Rudolf Serkin's 1964 recording of Beethoven's Piano Concerto in C minor is surely among the greatest recordings of the work ever made, and certainly his finest performance of the work. The energy and enthusiasm and even passion he brings to Concerto in C minor is overwhelming, and indeed, it overwhelms Bernstein and the New York Philharmonic, who accompany Serkin with the sort of commitment that only a conductor and orchestra give to soloists when they are deeply inspired. But while Serkin's 1962 recording of Beethoven's Piano Concerto in E flat major is also surely among the greatest recordings of the work ever made, it is not quite Serkin's finest recording of the work.
Stereo recordings from the early 1960s. Everyone has sentimental favorites, and this set is one of mine. Yes, the ensemble has a few rough spots now and again—nothing serious—but the playing has such warmth and emotional generosity, that bigness of spirit that’s so often forgotten in today’s Beethoven performances. The Budapest Quartet clearly frames its view of the composer in terms of the great, late quartets. So Op. 18, cultured and intelligent thought it is, could do perhaps with a touch more energy in spots, a leaner basic sonority. But once we hit the great middle quartets it’s smooth sailing right through to the end.
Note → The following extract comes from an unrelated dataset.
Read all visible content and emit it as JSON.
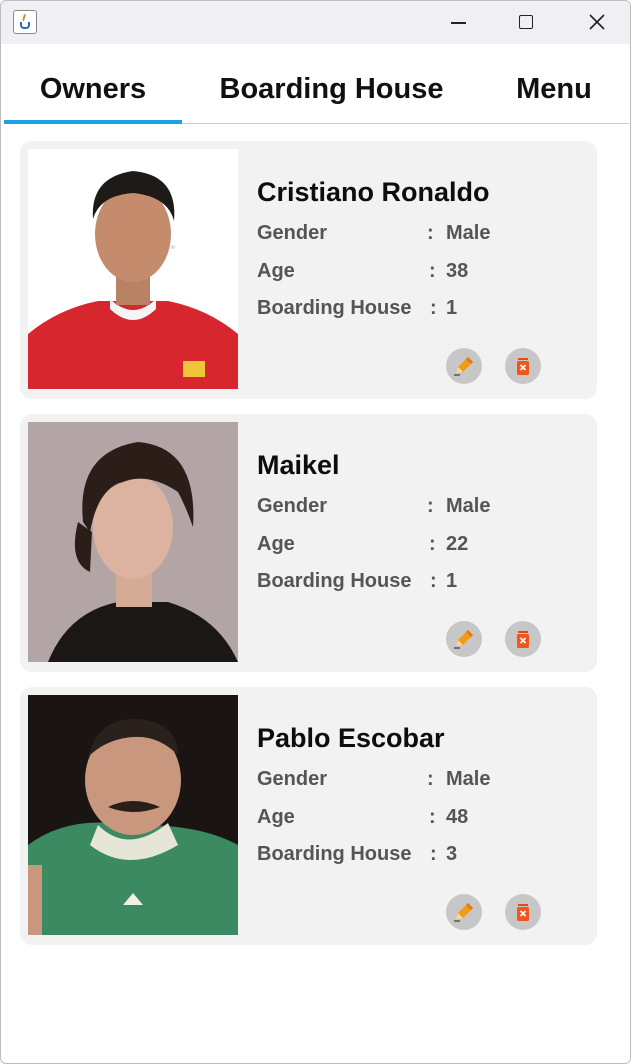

"…I will treasure this set until the end of my days, and hope others will attain the same joy from it after I am gone." ~SA-CD.net